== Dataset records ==
BEGIN

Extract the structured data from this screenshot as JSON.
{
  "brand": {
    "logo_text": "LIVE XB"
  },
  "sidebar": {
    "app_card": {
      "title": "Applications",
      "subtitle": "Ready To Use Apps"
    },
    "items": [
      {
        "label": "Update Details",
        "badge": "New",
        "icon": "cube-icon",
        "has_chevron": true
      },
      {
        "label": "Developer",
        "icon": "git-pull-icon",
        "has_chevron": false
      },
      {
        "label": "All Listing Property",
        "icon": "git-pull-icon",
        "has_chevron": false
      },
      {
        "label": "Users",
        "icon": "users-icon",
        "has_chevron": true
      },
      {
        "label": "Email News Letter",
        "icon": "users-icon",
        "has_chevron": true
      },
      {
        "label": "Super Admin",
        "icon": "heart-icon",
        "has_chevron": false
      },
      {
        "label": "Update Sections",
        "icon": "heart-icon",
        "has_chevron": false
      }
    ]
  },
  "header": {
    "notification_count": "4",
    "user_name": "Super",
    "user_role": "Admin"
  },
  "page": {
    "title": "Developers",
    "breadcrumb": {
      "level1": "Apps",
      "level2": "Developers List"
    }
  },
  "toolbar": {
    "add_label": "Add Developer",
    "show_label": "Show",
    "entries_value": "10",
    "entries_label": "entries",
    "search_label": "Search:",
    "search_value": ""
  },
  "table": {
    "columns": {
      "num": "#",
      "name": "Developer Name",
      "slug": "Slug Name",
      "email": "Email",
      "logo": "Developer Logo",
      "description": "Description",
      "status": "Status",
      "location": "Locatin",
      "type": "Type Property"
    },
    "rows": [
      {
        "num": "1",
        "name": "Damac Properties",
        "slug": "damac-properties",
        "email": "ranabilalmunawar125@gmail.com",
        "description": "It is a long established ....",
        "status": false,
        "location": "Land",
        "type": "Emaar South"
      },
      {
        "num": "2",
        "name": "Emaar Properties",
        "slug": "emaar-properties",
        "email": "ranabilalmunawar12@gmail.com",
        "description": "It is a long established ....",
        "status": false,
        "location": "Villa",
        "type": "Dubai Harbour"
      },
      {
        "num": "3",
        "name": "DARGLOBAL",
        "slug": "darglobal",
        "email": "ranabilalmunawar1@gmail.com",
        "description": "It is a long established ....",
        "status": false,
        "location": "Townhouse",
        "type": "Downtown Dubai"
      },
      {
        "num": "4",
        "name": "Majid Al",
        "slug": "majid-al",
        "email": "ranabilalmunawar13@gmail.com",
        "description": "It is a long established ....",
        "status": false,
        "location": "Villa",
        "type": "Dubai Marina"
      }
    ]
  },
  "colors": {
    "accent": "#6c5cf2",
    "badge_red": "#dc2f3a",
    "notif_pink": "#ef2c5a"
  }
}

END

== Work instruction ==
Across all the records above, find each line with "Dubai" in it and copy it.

== Solution ==
        "type": "Dubai Harbour"
        "type": "Downtown Dubai"
        "type": "Dubai Marina"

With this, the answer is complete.